Bottom Line: We call this new approach mechanosyngenetics.To insert the gene network into a high proportion of cells, a hybrid transfection procedure was developed that involves electroporation, plasmids replication in mammalian cells, mammalian antibiotic selection, a second electroporation and gene network activation.This procedure takes 1 week and yielded over 60% of cells with a functional gene network.

View Article: PubMed Central - PubMed

Affiliation: Department of Bioengineering, Imperial College London, Exhibition Road, London, SW7 2AZ, United Kingdom.

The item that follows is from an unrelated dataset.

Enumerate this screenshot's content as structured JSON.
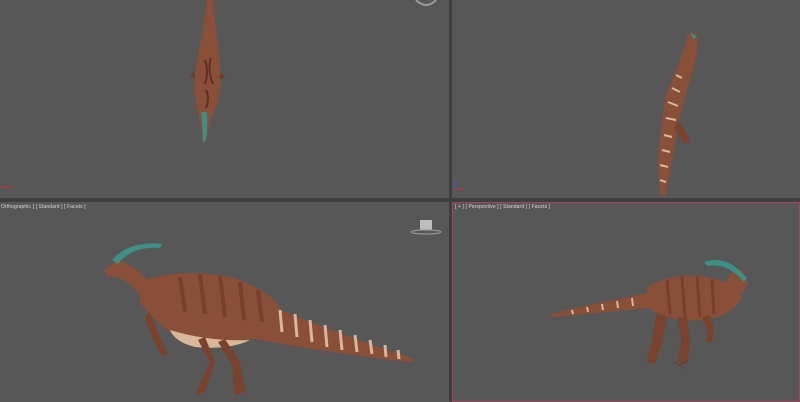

ABSTRACT
The majority of (mammalian) cells in our body are sensitive to mechanical forces, but little work has been done to develop assays to monitor mechanosensor activity. Furthermore, it is currently impossible to use mechanosensor activity to drive gene expression. To address these needs, we developed the first mammalian mechanosensitive synthetic gene network to monitor endothelial cell shear stress levels and directly modulate expression of an atheroprotective transcription factor by shear stress. The technique is highly modular, easily scalable and allows graded control of gene expression by mechanical stimuli in hard-to-transfect mammalian cells. We call this new approach mechanosyngenetics. To insert the gene network into a high proportion of cells, a hybrid transfection procedure was developed that involves electroporation, plasmids replication in mammalian cells, mammalian antibiotic selection, a second electroporation and gene network activation. This procedure takes 1 week and yielded over 60% of cells with a functional gene network. To test gene network functionality, we developed a flow setup that exposes cells to linearly increasing shear stress along the length of the flow channel floor. Activation of the gene network varied logarithmically as a function of shear stress magnitude.

No MeSH data available.